"But thinking shit up isn't science. Okay, you think you figured something out. Great. Now it's time to test the idea and see if it holds up. That's where people lose interest in science, because doing that shit is boring and takes forever. It also means your hypothesis can end up being proven wrong, an nobody likes being proven wrong. The fuckin' Creationists can be proven wrong by studying the research done, the fossil history, carbon dating, all that crap. But the Creationists will just argue that they only need to study the Bible to prove themselves right. Everything in the Bible is completely true, and anything the contradicts it must be the work of Satan or something. Fuck that."
This prompted a burst of laughter from Gladys. "Hoo boy! I tell ya, to hear Roy go on about evolution would be a hoot, if it wasn't so sad. Yes Roy, dinosaur bones were placed in the earth by Jesus to test our faith. Shut the fuck up, Roy, and have another fucking drink."
We talked about this and that over our meals. Waiting on aperitifs, Betty asked me, "I have to ask. Are you comfortable right now?"
I thought about the question briefly and replied, "Well.... My boxers are riding up on me a little, but beyond that...."
"No, I mean, you're the only man in a group of eleven people, and the only straight man at that."

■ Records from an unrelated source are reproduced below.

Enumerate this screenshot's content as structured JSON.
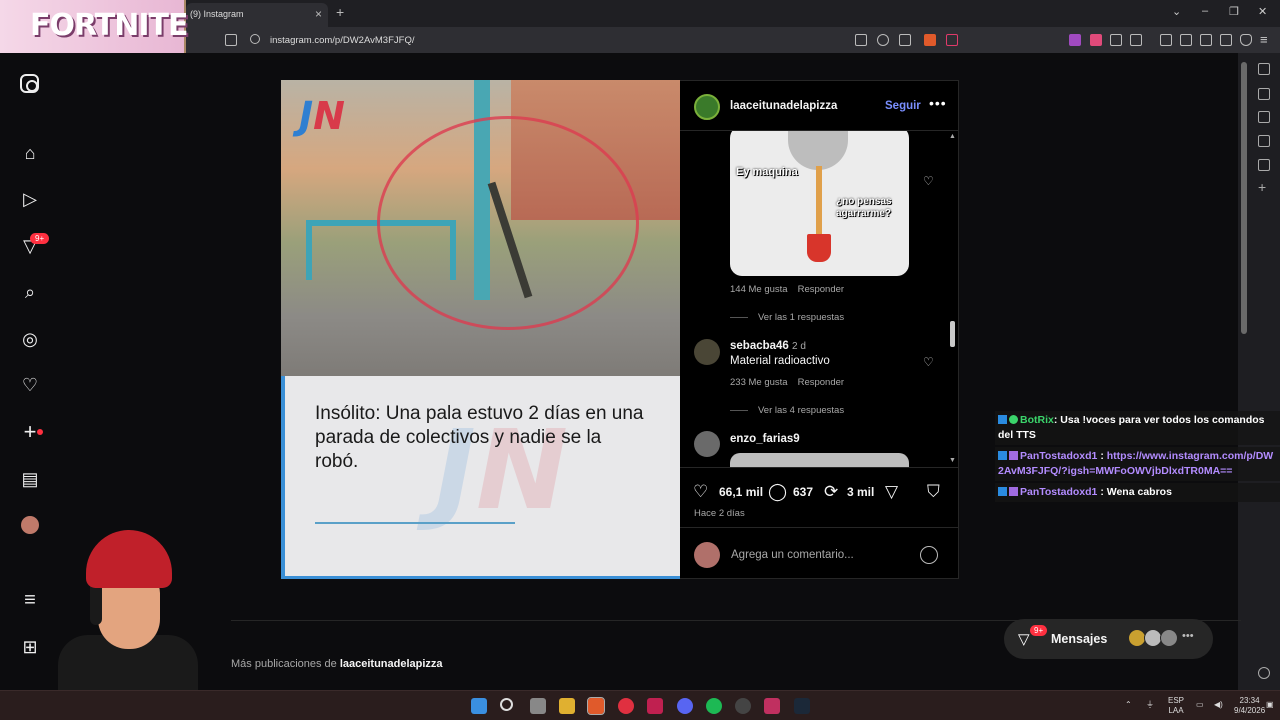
{
  "browser": {
    "tab_title": "(9) Instagram",
    "url": "instagram.com/p/DW2AvM3FJFQ/",
    "overlay_logo": "FORTNITE"
  },
  "ig_nav": {
    "icons": [
      "instagram-logo-icon",
      "home-icon",
      "reels-icon",
      "direct-icon",
      "search-icon",
      "explore-icon",
      "notifications-icon",
      "create-icon",
      "dashboard-icon",
      "profile-avatar",
      "menu-icon",
      "apps-icon"
    ],
    "direct_badge": "9+"
  },
  "post": {
    "image_logo": "JN",
    "caption": "Insólito: Una pala estuvo 2 días en una parada de colectivos y nadie se la robó.",
    "author": "laaceitunadelapizza",
    "follow_label": "Seguir",
    "more_label": "•••",
    "time_ago": "Hace 2 días",
    "comment_placeholder": "Agrega un comentario...",
    "counts": {
      "likes": "66,1 mil",
      "comments": "637",
      "reposts": "3 mil"
    }
  },
  "comments": [
    {
      "sticker_text_1": "Ey maquina",
      "sticker_text_2": "¿no pensas agarrarme?",
      "likes": "144 Me gusta",
      "reply_label": "Responder",
      "view_replies": "Ver las 1 respuestas"
    },
    {
      "user": "sebacba46",
      "time": "2 d",
      "text": "Material radioactivo",
      "likes": "233 Me gusta",
      "reply_label": "Responder",
      "view_replies": "Ver las 4 respuestas"
    },
    {
      "user": "enzo_farias9"
    }
  ],
  "more_posts": {
    "prefix": "Más publicaciones de ",
    "user": "laaceitunadelapizza"
  },
  "messages": {
    "label": "Mensajes",
    "badge": "9+"
  },
  "chat": [
    {
      "user": "BotRix",
      "sep": ": ",
      "text": "Usa !voces para ver todos los comandos del TTS"
    },
    {
      "user": "PanTostadoxd1",
      "sep": " : ",
      "text": "https://www.instagram.com/p/DW2AvM3FJFQ/?igsh=MWFoOWVjbDlxdTR0MA=="
    },
    {
      "user": "PanTostadoxd1",
      "sep": " : ",
      "text": "Wena cabros"
    }
  ],
  "taskbar": {
    "lang": "ESP",
    "region": "LAA",
    "time": "23:34",
    "date": "9/4/2026"
  },
  "colors": {
    "accent_link": "#7a8fff",
    "badge_red": "#ff3040",
    "chat_green": "#3bd46b",
    "chat_purple": "#b38cff"
  }
}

I snorted and said, "You know what, ma'am? I've been having dinner and conversation with ten intelligent people. What the hell would I have to complain about? Trust me on this, or ask Bekka. If someone had said something I felt was idiotic, I'd have said something. I can pretty much guarantee if I'd met Norma in 1972, our conversation would not have gone smoothly. I don't claim to be the world's most sensitive guy, all I ask is people back up their statements with reason. In 1972, I'd have probably told Norma that if a radical feminist wanted to impress me, they can write their name in the sand, if you catch my drift." There was a burst of laughter.

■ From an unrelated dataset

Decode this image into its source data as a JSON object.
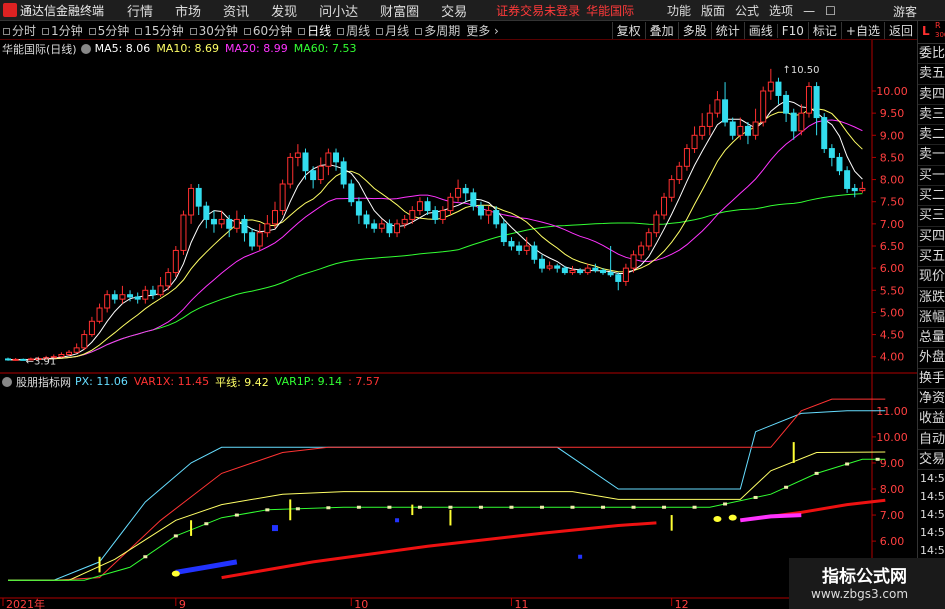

"Beyond that, hey, we're not 'men' and 'women.' We're people, we were all graced with the same grey matter. It's how a lot of people use that grey matter that bugs me. There's a lot of fuckin' idiots in the world, who wrap themselves in their bigotry --- sexism, racism, homophobia, whatever --- like it's a down comforter. And the hardest thing in the world is getting people to get rid of their comforters. If they do, they're not comfortable any more, they'll have to learn new things, and they might be made to feel uncomfortable.
"What I know is I'm sitting at a table with ten people who are intelligent enough to actively use their brains, and also brave enough to admit when they were wrong about something. That takes courage. Too many people burrow deeper, rather than admit they made a mistake."
"I almost never make mistakes," Glee said proudly.
There was a lot of snickering. Bekka commented, "Yes, fifteen year olds are almost never wrong about anything. Ask one, they'll tell you it's true. Fifteen year old girls should run the universe."
"You made a mistake two days ago," Feather (Glee's big sister) asserted.
"What?" questioned Glee.
"You were convinced --- absolutely convinced. --- that Brussels sprouts were just tiny cabbages. I had to get the produce manager at Safeway to point out your mistake."
There were too many good manners in play for everyone to start laughing out loud, it would have hurt Glee's feelings. However, there were a lot of red faces, inwardly-clenched lips, snorts, snickers, and tongues being bitten for a minute.